White Rose by Martha Slavin

I catch colds easily. I always have. I've never gotten a mild cold either. Just when I think I'm getting better, the cold rebounds and develops into one of the hosts of bacterial infections that qualify for antibiotics. I've used up my share of antibiotics while spending weeks getting over something as simple as a cold.

Pink Tulip with Rain Drop by Martha Slavin

So, no I won't be participating in group activities for the next couple of weeks. I'm self-quarantined as much as possible. I may be paranoid, but unless I know that I can be safe in gatherings even from a simple cold, I will stay home. I hope you are taking precautions for yourself as well.

Two Tulips by Martha Slavin

Maybe the news about Corvid-19 will make other people think hard before they go out in public when they are sick, not just with this new virus, but with common colds and flu. I know I have been guilty of going out too soon and I have spread my germs around others. I know we need to take action to provide paid sick leave and other benefits especially for low-income workers, so they don't have to show up for work while they are sick. But, maybe with Corvid-19 reminding us how quickly viruses can spread, we all will stop and think about how our health can end up infecting others.

While I'm home, I'm getting a lot of art projects and writing finished in the meantime. I am counting on you to be doing the same. Stay safe and stay well.

Friday, March 6, 2020


Here is a hint:

T-shirt design from the Corita Art Center

We all are familiar with Frida Kahlo, who has become a cult figure, but few of us, including me, can make a list of women artists beyond Mary Cassatt, Berthe Morisot or Louise Nevelson.

Still flummoxed about these five first names?

courtesy of Corita Art Center
The first name on the T-shirt belongs to Corita Kent, an artist and nun, who became a popular artist because of her bright colors and simple expressions. She used silkscreen to produce her colorful message at a time when the world rocked with the Vietnam War and civil rights demonstrations.

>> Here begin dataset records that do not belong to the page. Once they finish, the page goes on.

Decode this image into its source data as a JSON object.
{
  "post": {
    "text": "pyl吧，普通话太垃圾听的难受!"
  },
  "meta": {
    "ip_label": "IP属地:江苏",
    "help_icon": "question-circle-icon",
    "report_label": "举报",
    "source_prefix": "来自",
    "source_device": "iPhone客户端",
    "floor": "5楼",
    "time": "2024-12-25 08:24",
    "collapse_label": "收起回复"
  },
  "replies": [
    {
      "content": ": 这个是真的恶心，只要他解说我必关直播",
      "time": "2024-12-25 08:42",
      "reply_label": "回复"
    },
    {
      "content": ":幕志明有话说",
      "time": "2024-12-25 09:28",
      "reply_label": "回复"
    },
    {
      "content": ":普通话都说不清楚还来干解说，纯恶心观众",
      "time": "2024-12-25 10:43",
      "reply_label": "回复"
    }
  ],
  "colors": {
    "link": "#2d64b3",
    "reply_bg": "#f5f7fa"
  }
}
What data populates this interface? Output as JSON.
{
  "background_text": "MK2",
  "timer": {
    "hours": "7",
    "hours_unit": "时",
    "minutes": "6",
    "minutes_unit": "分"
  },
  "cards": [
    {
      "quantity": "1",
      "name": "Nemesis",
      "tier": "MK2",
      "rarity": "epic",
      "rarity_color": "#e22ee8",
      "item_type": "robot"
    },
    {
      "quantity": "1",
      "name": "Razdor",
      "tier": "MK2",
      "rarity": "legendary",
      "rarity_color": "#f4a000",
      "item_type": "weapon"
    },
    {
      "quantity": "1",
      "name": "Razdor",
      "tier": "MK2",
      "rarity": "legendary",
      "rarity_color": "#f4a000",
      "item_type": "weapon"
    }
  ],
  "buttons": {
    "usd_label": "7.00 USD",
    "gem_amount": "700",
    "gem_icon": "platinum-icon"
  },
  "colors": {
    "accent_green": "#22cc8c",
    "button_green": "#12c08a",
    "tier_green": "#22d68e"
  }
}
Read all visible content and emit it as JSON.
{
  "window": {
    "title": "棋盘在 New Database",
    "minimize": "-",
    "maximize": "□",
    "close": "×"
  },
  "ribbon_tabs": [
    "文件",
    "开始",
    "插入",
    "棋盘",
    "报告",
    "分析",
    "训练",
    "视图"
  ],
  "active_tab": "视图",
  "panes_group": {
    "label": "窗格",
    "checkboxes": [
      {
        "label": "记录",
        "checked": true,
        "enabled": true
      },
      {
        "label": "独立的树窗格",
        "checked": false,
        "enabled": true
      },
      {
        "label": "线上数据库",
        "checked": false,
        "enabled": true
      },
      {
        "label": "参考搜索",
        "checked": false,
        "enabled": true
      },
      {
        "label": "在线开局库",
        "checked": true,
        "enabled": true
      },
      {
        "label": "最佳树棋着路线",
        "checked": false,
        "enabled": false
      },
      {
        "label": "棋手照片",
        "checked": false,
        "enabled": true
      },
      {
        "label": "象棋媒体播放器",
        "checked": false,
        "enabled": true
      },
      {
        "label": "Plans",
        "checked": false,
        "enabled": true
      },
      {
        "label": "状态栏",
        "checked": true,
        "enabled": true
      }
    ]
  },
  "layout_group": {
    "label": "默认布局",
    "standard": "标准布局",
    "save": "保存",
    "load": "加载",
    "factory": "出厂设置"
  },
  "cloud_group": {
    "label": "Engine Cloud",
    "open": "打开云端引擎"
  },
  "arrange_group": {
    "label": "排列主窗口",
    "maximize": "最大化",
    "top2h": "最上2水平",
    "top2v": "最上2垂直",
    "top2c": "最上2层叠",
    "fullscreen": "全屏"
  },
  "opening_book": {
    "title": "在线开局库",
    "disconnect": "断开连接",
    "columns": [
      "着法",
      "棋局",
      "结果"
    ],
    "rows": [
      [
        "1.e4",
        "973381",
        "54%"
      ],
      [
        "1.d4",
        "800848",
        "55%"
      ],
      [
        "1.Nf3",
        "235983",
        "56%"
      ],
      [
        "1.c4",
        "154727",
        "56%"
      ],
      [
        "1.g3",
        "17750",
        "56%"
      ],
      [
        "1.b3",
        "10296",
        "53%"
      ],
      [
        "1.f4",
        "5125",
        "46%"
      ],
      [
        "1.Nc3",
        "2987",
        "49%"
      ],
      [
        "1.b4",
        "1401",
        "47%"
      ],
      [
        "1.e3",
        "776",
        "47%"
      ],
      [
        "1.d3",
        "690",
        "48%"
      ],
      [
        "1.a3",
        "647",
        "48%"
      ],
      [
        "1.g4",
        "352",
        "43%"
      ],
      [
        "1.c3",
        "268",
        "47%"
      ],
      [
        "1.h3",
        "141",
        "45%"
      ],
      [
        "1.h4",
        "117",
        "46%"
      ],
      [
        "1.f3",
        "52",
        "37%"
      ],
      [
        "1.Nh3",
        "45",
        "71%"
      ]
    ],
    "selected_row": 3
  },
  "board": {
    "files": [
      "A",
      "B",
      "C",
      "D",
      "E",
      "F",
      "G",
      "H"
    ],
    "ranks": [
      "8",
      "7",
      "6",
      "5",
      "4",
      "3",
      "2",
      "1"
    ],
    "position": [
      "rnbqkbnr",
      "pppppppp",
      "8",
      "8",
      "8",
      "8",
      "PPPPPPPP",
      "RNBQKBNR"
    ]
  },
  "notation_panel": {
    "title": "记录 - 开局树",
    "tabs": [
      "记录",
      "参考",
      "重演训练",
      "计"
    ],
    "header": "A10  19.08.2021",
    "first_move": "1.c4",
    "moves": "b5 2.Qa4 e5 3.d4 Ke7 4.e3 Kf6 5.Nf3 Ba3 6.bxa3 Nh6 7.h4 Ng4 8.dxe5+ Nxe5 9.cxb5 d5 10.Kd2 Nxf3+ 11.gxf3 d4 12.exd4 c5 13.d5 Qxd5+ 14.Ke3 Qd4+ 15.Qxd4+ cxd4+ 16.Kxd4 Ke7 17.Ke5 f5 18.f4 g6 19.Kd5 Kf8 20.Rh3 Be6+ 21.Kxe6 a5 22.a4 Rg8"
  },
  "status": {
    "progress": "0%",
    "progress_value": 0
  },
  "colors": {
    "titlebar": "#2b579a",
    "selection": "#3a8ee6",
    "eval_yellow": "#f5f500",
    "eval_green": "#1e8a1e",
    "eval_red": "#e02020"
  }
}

Ray Eames partnered with her husband Charles to design what is now called Mid-Century Modern furniture. They are best known for the Eames lounge chair and molded wood or plastic side chairs. Ray produced many textile designs as well.

Hilma de Klimt, inspired by her quest for spiritual awakening, painted geometric shapes, used vivid colors and intricate patterns in the early part of the 20th century long before her more well-known contemporaries, Kandinsky and Mondrian. Born in Sweden, her work has remained hidden until the Guggenheim's exhibit from last year.

courtesy of

Faith Ringgold, known for her quilts and large paintings depicting civil liberties and conflicts, also has published 17 books including Tar Beach, which is based on one of her story quilts. She is a retired art professor from UC San Diego.

courtesy of Crocker Art Museum 

Elaine L. Cohen, a prolific graphic designer and artist, created Mid-Century work in collage, designed interiors of buildings and book jackets, museum catalogs, and paintings. She incorporated geometric shapes into her public spaces and women's images into her artwork. She was one of the first to develop a complete identity program throughout a building such as in the Seagram Building in New York City.

courtesy of Elaine Lustig Cohen

I have been on a hunt to discover who the five artists are. I can now name all the artists on my T-shirt as well as a few more.

I am standing in front of a serigraph print by Sudi McCollum, an illustrator and artist, while holding two beautifully illustrated books. One is The Four Seasons by Mary Azarian, a Vermont woodblock printer and the other is Sherrie Lovler's On Softer Ground.

Women artists are everywhere. You just have to look for them.

For more information on these five women artists as well as the three artists in my photograph: